- THE TASK
Go line by line through the records and tally those that include "base". Respond with the tally only.

[Opening SUPPLIED MATERIAL section]

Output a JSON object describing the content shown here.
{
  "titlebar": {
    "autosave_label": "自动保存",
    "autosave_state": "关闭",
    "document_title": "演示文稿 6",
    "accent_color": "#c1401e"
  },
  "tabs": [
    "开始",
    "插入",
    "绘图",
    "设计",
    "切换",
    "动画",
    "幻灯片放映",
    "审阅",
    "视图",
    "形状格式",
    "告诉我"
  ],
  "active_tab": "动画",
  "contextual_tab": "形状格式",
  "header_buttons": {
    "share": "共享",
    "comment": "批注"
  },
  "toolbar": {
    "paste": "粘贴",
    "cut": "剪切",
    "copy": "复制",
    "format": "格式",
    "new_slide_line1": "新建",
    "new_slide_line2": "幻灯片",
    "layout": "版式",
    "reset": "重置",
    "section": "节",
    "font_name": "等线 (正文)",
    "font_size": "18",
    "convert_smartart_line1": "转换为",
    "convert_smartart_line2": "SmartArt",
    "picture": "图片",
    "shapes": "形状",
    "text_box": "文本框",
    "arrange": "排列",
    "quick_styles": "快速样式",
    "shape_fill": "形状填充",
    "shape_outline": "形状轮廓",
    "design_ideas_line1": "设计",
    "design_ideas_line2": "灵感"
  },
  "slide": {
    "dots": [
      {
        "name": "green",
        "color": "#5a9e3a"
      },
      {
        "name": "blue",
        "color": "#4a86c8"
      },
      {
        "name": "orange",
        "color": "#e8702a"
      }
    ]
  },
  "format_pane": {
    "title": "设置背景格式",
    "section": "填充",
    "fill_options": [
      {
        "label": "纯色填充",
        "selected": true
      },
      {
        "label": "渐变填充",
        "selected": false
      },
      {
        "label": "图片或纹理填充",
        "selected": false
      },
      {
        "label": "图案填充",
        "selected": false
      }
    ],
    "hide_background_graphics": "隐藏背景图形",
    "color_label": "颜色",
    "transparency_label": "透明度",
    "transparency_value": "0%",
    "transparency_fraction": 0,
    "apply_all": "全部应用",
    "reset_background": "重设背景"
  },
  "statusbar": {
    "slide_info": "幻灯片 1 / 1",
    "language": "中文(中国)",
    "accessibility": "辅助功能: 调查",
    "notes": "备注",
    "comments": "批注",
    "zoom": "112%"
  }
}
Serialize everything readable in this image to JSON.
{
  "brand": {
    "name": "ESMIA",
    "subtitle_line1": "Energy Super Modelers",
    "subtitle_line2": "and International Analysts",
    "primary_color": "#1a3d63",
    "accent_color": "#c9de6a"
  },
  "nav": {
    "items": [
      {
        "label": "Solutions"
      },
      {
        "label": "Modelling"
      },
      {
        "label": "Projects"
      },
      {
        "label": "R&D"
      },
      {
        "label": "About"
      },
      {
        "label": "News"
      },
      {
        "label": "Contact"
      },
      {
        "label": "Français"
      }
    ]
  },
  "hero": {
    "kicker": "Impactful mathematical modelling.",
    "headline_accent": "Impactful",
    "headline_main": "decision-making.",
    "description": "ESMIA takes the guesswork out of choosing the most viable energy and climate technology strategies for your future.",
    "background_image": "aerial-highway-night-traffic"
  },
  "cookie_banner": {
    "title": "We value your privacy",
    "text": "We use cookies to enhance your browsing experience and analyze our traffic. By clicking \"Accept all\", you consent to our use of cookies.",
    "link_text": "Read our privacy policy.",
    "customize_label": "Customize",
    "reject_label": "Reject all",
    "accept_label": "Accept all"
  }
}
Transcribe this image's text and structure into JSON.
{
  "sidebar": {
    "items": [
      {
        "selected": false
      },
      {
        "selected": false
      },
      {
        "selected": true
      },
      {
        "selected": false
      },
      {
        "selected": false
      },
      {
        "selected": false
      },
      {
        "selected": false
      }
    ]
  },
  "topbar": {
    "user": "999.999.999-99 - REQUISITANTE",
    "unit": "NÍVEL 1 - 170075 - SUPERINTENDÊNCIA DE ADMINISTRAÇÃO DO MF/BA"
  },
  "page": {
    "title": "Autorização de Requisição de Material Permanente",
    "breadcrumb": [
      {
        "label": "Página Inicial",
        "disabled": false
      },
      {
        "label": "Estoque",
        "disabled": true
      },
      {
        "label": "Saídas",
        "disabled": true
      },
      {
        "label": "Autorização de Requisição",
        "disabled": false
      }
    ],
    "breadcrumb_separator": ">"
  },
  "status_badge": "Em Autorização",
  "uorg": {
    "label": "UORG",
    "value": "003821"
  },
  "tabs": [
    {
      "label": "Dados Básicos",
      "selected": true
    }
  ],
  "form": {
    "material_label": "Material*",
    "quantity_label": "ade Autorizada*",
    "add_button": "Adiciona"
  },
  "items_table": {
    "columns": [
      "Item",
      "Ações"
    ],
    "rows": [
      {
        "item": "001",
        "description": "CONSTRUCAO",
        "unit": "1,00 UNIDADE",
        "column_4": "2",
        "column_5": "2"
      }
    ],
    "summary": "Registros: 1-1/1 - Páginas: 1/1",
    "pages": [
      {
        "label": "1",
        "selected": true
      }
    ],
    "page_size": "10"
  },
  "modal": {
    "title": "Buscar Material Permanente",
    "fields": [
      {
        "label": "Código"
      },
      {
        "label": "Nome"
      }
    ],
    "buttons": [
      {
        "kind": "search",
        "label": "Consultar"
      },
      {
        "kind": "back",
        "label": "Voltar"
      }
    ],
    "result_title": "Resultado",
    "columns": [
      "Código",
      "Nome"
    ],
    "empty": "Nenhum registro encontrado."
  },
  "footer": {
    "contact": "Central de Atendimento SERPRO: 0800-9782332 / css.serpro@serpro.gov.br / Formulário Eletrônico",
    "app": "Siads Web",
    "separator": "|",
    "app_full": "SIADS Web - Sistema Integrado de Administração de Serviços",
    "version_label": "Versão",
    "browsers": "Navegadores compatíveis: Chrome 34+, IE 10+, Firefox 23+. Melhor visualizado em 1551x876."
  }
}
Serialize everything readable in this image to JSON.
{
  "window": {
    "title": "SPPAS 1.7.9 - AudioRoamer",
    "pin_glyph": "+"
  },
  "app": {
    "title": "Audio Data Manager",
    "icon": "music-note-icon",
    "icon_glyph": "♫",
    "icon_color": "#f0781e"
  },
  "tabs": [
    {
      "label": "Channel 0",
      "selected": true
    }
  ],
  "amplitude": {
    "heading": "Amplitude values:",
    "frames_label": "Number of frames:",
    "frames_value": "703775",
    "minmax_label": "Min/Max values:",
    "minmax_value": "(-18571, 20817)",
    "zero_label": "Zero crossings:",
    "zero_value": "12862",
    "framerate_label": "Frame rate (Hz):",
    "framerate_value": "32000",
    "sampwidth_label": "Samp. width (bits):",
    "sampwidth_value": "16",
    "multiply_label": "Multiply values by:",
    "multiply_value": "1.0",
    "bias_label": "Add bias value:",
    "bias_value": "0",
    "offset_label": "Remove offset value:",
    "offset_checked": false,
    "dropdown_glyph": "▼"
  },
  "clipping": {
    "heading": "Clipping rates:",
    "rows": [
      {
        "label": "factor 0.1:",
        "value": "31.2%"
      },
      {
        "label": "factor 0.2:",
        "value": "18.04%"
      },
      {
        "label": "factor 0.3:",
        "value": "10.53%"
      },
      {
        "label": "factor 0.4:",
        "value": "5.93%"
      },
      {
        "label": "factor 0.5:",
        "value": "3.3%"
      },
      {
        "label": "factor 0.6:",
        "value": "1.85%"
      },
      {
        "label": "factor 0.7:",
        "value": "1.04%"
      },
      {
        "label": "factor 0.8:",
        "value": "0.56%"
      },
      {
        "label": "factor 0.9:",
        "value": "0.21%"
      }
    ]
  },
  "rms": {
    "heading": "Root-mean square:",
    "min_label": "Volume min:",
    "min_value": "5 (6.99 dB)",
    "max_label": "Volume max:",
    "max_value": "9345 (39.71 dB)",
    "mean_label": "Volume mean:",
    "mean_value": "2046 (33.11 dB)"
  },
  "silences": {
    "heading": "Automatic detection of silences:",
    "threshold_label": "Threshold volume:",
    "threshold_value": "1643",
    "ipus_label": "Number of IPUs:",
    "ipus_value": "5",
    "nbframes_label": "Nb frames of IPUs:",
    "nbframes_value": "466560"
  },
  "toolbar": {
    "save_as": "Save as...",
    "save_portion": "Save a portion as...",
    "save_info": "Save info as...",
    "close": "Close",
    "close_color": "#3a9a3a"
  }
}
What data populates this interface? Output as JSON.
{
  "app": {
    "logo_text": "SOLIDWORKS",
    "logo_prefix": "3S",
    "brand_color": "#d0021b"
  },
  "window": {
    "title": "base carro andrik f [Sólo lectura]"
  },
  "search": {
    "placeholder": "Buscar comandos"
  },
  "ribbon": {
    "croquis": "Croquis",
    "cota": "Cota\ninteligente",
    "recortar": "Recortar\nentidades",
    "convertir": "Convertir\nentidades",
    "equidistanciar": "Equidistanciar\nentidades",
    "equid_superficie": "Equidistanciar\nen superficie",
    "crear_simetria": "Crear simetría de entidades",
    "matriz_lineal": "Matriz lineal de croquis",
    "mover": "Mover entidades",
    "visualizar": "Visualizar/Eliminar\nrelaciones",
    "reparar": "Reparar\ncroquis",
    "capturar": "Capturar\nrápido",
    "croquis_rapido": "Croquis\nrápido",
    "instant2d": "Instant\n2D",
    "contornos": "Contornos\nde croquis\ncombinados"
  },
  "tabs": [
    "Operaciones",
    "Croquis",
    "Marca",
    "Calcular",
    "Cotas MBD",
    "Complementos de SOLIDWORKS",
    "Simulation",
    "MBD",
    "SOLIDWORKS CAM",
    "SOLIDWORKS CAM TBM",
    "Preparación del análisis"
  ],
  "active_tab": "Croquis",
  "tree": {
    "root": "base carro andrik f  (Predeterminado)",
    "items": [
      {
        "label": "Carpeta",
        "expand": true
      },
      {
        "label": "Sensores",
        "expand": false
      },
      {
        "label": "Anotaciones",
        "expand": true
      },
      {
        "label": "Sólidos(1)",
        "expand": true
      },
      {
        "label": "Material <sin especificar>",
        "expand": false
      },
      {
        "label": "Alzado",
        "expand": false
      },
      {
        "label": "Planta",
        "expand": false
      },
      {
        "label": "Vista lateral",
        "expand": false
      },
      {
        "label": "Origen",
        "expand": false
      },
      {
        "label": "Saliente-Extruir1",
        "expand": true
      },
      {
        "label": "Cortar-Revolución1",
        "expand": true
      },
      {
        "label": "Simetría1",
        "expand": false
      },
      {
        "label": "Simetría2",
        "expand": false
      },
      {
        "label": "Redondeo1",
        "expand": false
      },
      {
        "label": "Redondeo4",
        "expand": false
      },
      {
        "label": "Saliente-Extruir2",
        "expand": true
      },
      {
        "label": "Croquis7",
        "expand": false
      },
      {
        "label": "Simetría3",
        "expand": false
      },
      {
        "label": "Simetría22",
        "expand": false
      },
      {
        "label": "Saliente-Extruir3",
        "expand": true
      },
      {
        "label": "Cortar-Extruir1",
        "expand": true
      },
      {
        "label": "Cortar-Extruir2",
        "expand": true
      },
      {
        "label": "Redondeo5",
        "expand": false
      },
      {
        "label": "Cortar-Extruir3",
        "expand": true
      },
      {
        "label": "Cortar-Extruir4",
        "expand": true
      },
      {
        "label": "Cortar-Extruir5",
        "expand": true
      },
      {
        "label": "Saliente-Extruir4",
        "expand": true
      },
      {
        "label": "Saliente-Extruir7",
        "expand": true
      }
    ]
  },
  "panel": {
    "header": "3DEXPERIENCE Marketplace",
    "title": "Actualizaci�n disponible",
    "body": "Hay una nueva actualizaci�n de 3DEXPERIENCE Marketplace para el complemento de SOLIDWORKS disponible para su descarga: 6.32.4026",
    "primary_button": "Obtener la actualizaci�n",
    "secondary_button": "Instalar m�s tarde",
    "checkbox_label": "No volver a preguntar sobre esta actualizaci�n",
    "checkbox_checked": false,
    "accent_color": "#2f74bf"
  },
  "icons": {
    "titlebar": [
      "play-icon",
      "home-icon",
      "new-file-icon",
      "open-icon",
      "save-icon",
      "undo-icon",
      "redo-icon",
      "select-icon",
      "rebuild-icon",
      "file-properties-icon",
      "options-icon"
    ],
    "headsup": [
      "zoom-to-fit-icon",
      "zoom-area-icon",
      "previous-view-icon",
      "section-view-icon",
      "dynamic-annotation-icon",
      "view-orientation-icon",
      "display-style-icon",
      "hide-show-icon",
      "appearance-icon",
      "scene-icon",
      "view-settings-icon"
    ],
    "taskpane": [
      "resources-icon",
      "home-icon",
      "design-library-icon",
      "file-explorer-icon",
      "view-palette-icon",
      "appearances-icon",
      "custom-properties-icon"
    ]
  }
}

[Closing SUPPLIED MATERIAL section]

- RESPONSE
2